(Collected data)
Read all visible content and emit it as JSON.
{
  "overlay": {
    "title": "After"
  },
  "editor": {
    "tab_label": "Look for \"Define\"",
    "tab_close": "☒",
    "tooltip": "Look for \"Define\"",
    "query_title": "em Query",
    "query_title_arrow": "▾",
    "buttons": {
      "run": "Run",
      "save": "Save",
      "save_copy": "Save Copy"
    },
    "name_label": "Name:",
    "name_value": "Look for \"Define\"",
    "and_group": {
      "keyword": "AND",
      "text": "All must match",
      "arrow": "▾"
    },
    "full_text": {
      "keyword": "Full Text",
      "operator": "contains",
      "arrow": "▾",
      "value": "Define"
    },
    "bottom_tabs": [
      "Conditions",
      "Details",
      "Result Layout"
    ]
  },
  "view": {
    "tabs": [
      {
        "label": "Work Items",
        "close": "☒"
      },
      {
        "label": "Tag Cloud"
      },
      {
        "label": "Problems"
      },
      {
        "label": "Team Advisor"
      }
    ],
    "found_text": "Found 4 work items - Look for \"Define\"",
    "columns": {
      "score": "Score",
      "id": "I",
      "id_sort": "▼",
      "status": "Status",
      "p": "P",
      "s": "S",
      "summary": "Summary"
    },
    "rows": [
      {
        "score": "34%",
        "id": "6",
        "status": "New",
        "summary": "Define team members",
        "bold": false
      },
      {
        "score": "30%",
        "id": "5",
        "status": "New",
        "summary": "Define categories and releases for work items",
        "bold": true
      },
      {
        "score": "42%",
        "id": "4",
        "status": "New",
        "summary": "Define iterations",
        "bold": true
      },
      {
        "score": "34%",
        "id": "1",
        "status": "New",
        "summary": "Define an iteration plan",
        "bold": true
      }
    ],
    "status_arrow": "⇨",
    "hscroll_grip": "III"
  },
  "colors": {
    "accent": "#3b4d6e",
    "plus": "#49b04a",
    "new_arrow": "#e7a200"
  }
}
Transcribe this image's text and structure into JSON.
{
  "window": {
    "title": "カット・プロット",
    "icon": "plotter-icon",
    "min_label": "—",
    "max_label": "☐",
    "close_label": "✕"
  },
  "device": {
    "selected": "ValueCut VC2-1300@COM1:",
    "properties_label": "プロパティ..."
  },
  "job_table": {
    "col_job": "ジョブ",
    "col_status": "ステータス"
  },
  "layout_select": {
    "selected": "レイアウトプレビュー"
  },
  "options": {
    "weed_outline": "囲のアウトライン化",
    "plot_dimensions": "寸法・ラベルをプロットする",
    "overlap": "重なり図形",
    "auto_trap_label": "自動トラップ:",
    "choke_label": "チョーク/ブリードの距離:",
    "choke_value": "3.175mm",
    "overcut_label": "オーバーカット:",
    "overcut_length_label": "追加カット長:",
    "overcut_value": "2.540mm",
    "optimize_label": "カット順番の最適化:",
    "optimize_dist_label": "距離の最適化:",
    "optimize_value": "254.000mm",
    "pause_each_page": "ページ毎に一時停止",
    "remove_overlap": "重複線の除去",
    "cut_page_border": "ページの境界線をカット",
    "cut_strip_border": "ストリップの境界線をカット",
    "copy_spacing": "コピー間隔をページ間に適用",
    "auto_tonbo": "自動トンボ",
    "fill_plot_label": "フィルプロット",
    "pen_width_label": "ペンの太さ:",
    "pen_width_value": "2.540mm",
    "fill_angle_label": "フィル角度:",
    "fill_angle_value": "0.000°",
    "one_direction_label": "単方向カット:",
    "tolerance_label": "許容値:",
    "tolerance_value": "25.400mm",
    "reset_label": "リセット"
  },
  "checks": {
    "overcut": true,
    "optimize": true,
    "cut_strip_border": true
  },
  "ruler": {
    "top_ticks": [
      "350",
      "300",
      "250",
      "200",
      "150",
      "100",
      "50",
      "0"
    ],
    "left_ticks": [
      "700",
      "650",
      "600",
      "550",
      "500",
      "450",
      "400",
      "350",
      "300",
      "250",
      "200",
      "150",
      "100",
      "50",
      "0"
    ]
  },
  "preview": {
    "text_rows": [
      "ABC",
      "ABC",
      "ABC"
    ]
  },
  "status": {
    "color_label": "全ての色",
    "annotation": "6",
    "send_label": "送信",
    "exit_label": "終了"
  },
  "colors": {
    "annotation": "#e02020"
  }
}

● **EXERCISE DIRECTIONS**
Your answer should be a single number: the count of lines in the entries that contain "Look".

● **RESPONSE TO THIS EXERCISE**
4